Material for this exercise:

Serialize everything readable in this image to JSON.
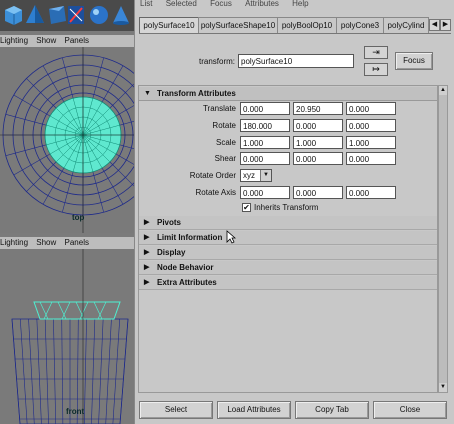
{
  "shelf": {
    "icons": [
      "cube-icon",
      "pyramid-icon",
      "prism-icon",
      "polygon-cylinder-icon",
      "sphere-icon",
      "cone-icon"
    ]
  },
  "viewport_top": {
    "menu": [
      "Lighting",
      "Show",
      "Panels"
    ],
    "camera_label": "top"
  },
  "viewport_front": {
    "menu": [
      "Lighting",
      "Show",
      "Panels"
    ],
    "camera_label": "front"
  },
  "ae_menu": [
    "List",
    "Selected",
    "Focus",
    "Attributes",
    "Help"
  ],
  "tabs": [
    "polySurface10",
    "polySurfaceShape10",
    "polyBoolOp10",
    "polyCone3",
    "polyCylind"
  ],
  "tab_arrows": {
    "left": "◀",
    "right": "▶"
  },
  "transform": {
    "label": "transform:",
    "value": "polySurface10",
    "focus_label": "Focus",
    "load_icon_glyph": "⇥",
    "select_icon_glyph": "↦"
  },
  "sections": {
    "transform_attributes": "Transform Attributes",
    "pivots": "Pivots",
    "limit_information": "Limit Information",
    "display": "Display",
    "node_behavior": "Node Behavior",
    "extra_attributes": "Extra Attributes"
  },
  "arrows": {
    "open": "▼",
    "closed": "▶"
  },
  "attributes": {
    "translate": {
      "label": "Translate",
      "values": [
        "0.000",
        "20.950",
        "0.000"
      ]
    },
    "rotate": {
      "label": "Rotate",
      "values": [
        "180.000",
        "0.000",
        "0.000"
      ]
    },
    "scale": {
      "label": "Scale",
      "values": [
        "1.000",
        "1.000",
        "1.000"
      ]
    },
    "shear": {
      "label": "Shear",
      "values": [
        "0.000",
        "0.000",
        "0.000"
      ]
    },
    "rotate_order": {
      "label": "Rotate Order",
      "value": "xyz"
    },
    "rotate_axis": {
      "label": "Rotate Axis",
      "values": [
        "0.000",
        "0.000",
        "0.000"
      ]
    },
    "inherits_transform": {
      "label": "Inherits Transform",
      "checked": true,
      "mark": "✔"
    }
  },
  "bottom_buttons": [
    "Select",
    "Load Attributes",
    "Copy Tab",
    "Close"
  ],
  "colors": {
    "wire": "#1e2a8a",
    "selected": "#38e6c8",
    "viewport": "#7a7a7a"
  }
}
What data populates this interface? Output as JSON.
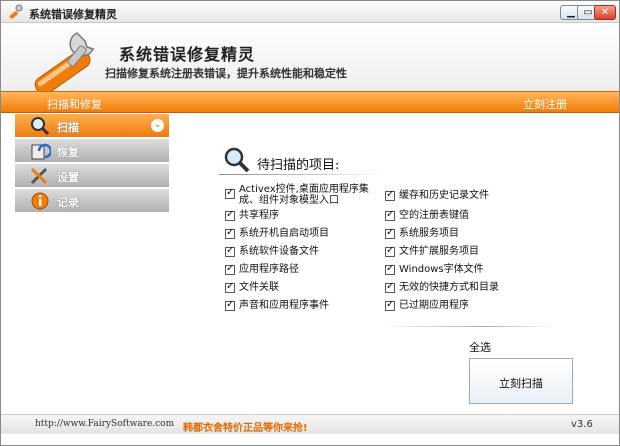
{
  "window": {
    "title": "系统错误修复精灵",
    "buttons": {
      "minimize": "▁",
      "maximize": "▭",
      "close": "✕"
    }
  },
  "header": {
    "app_name": "系统错误修复精灵",
    "subtitle": "扫描修复系统注册表错误，提升系统性能和稳定性"
  },
  "toolbar": {
    "left_label": "扫描和修复",
    "register_label": "立刻注册"
  },
  "sidebar": {
    "items": [
      {
        "label": "扫描",
        "icon": "magnifier-icon",
        "active": true
      },
      {
        "label": "恢复",
        "icon": "restore-icon",
        "active": false
      },
      {
        "label": "设置",
        "icon": "tools-icon",
        "active": false
      },
      {
        "label": "记录",
        "icon": "info-icon",
        "active": false
      }
    ],
    "expand_glyph": "⌄"
  },
  "main": {
    "scan_title": "待扫描的项目:",
    "left_items": [
      "Activex控件,桌面应用程序集成、组件对象模型入口",
      "共享程序",
      "系统开机自启动项目",
      "系统软件设备文件",
      "应用程序路径",
      "文件关联",
      "声音和应用程序事件"
    ],
    "right_items": [
      "缓存和历史记录文件",
      "空的注册表键值",
      "系统服务项目",
      "文件扩展服务项目",
      "Windows字体文件",
      "无效的快捷方式和目录",
      "已过期应用程序"
    ],
    "select_all": "全选",
    "scan_button": "立刻扫描"
  },
  "status": {
    "url": "http://www.FairySoftware.com",
    "promo": "韩都衣舍特价正品等你来抢!",
    "version": "v3.6"
  },
  "colors": {
    "accent": "#f07c0a",
    "accent_light": "#ffb75a",
    "promo": "#e36a00",
    "nav_gray": "#b0b0b0"
  }
}
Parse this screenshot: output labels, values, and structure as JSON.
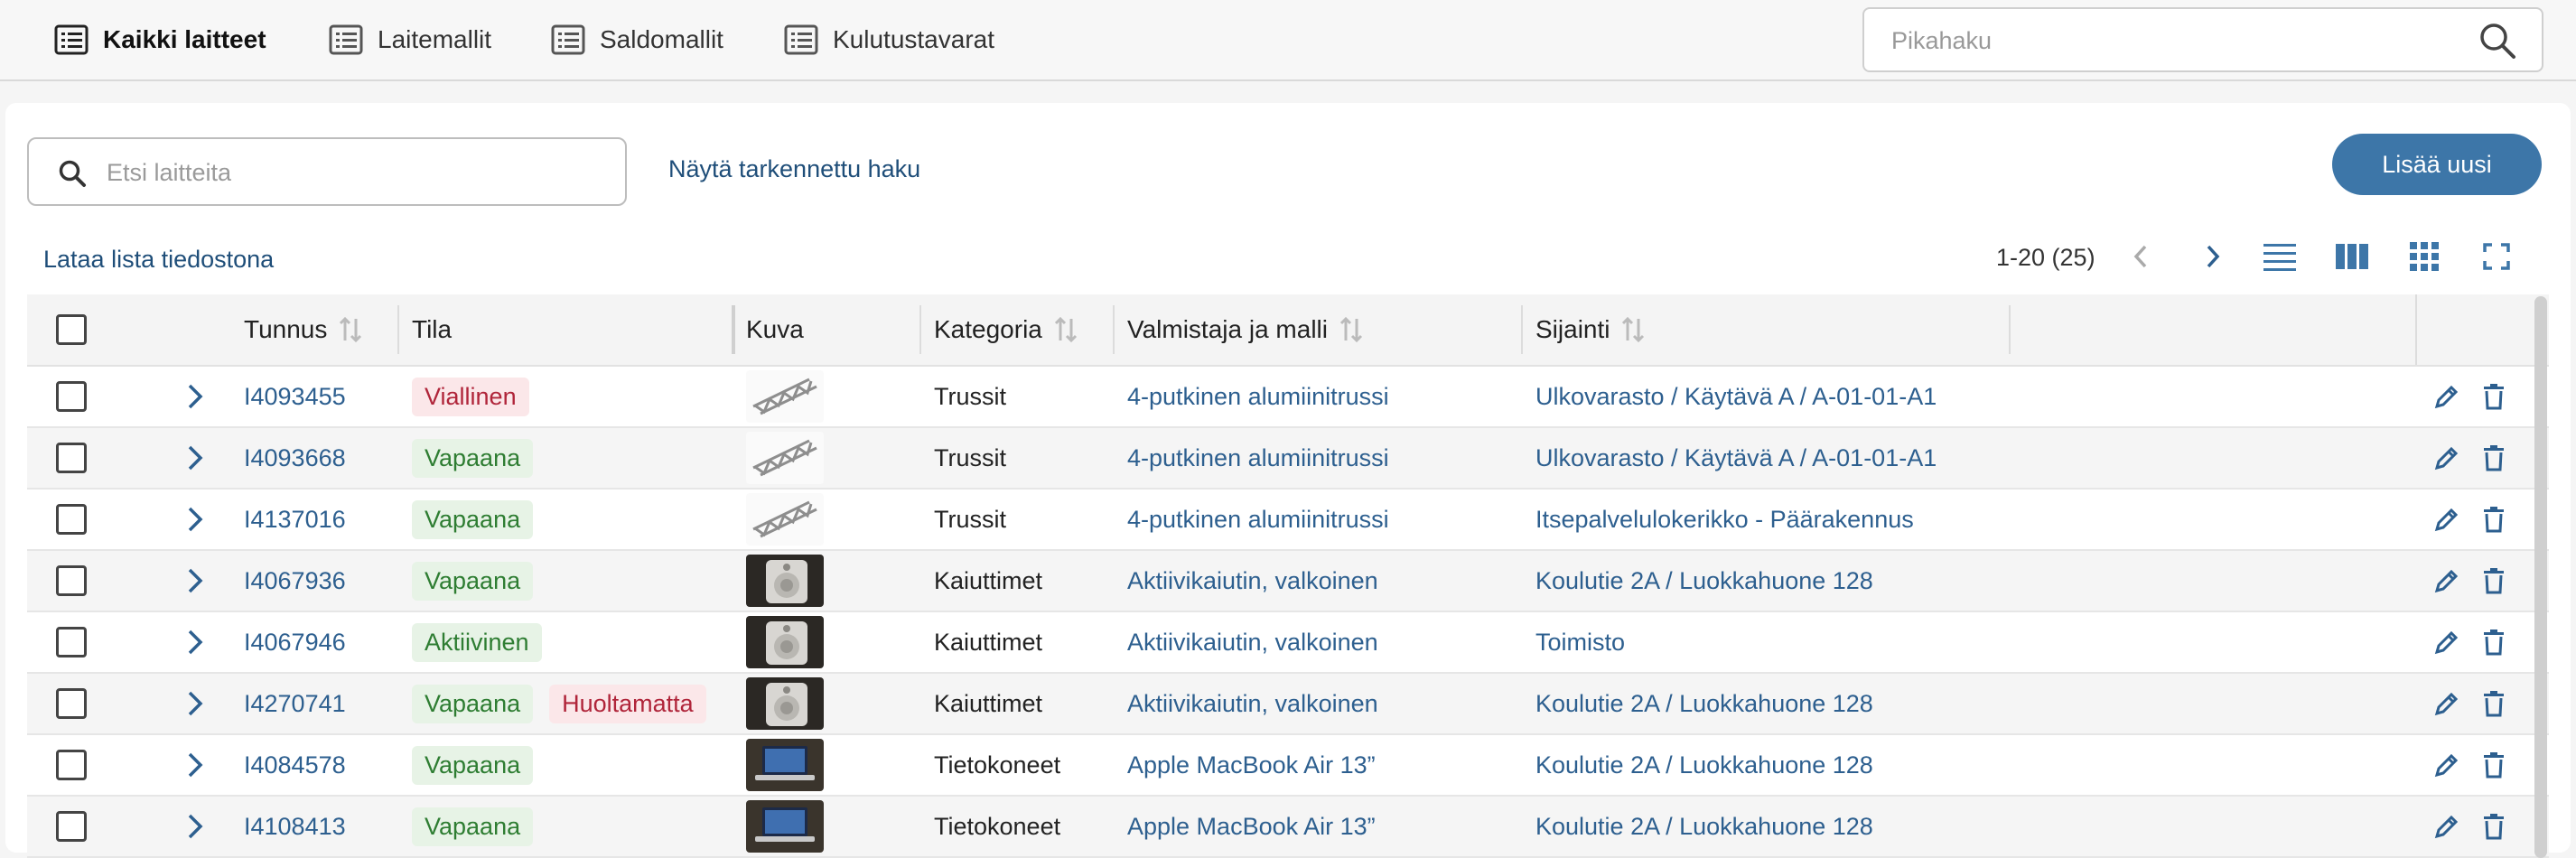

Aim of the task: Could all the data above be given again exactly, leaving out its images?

Exercise result:
Serialize everything readable in this image to JSON.
{
  "shelf": {
    "icons": [
      "cube-icon",
      "pyramid-icon",
      "prism-icon",
      "polygon-cylinder-icon",
      "sphere-icon",
      "cone-icon"
    ]
  },
  "viewport_top": {
    "menu": [
      "Lighting",
      "Show",
      "Panels"
    ],
    "camera_label": "top"
  },
  "viewport_front": {
    "menu": [
      "Lighting",
      "Show",
      "Panels"
    ],
    "camera_label": "front"
  },
  "ae_menu": [
    "List",
    "Selected",
    "Focus",
    "Attributes",
    "Help"
  ],
  "tabs": [
    "polySurface10",
    "polySurfaceShape10",
    "polyBoolOp10",
    "polyCone3",
    "polyCylind"
  ],
  "tab_arrows": {
    "left": "◀",
    "right": "▶"
  },
  "transform": {
    "label": "transform:",
    "value": "polySurface10",
    "focus_label": "Focus",
    "load_icon_glyph": "⇥",
    "select_icon_glyph": "↦"
  },
  "sections": {
    "transform_attributes": "Transform Attributes",
    "pivots": "Pivots",
    "limit_information": "Limit Information",
    "display": "Display",
    "node_behavior": "Node Behavior",
    "extra_attributes": "Extra Attributes"
  },
  "arrows": {
    "open": "▼",
    "closed": "▶"
  },
  "attributes": {
    "translate": {
      "label": "Translate",
      "values": [
        "0.000",
        "20.950",
        "0.000"
      ]
    },
    "rotate": {
      "label": "Rotate",
      "values": [
        "180.000",
        "0.000",
        "0.000"
      ]
    },
    "scale": {
      "label": "Scale",
      "values": [
        "1.000",
        "1.000",
        "1.000"
      ]
    },
    "shear": {
      "label": "Shear",
      "values": [
        "0.000",
        "0.000",
        "0.000"
      ]
    },
    "rotate_order": {
      "label": "Rotate Order",
      "value": "xyz"
    },
    "rotate_axis": {
      "label": "Rotate Axis",
      "values": [
        "0.000",
        "0.000",
        "0.000"
      ]
    },
    "inherits_transform": {
      "label": "Inherits Transform",
      "checked": true,
      "mark": "✔"
    }
  },
  "bottom_buttons": [
    "Select",
    "Load Attributes",
    "Copy Tab",
    "Close"
  ],
  "colors": {
    "wire": "#1e2a8a",
    "selected": "#38e6c8",
    "viewport": "#7a7a7a"
  }
}
What data populates this interface? Output as JSON.
{
  "window": {
    "title": "系统错误修复精灵",
    "buttons": {
      "minimize": "▁",
      "maximize": "▭",
      "close": "✕"
    }
  },
  "header": {
    "app_name": "系统错误修复精灵",
    "subtitle": "扫描修复系统注册表错误，提升系统性能和稳定性"
  },
  "toolbar": {
    "left_label": "扫描和修复",
    "register_label": "立刻注册"
  },
  "sidebar": {
    "items": [
      {
        "label": "扫描",
        "icon": "magnifier-icon",
        "active": true
      },
      {
        "label": "恢复",
        "icon": "restore-icon",
        "active": false
      },
      {
        "label": "设置",
        "icon": "tools-icon",
        "active": false
      },
      {
        "label": "记录",
        "icon": "info-icon",
        "active": false
      }
    ],
    "expand_glyph": "⌄"
  },
  "main": {
    "scan_title": "待扫描的项目:",
    "left_items": [
      "Activex控件,桌面应用程序集成、组件对象模型入口",
      "共享程序",
      "系统开机自启动项目",
      "系统软件设备文件",
      "应用程序路径",
      "文件关联",
      "声音和应用程序事件"
    ],
    "right_items": [
      "缓存和历史记录文件",
      "空的注册表键值",
      "系统服务项目",
      "文件扩展服务项目",
      "Windows字体文件",
      "无效的快捷方式和目录",
      "已过期应用程序"
    ],
    "select_all": "全选",
    "scan_button": "立刻扫描"
  },
  "status": {
    "url": "http://www.FairySoftware.com",
    "promo": "韩都衣舍特价正品等你来抢!",
    "version": "v3.6"
  },
  "colors": {
    "accent": "#f07c0a",
    "accent_light": "#ffb75a",
    "promo": "#e36a00",
    "nav_gray": "#b0b0b0"
  }
}
Parse this screenshot: output labels, values, and structure as JSON.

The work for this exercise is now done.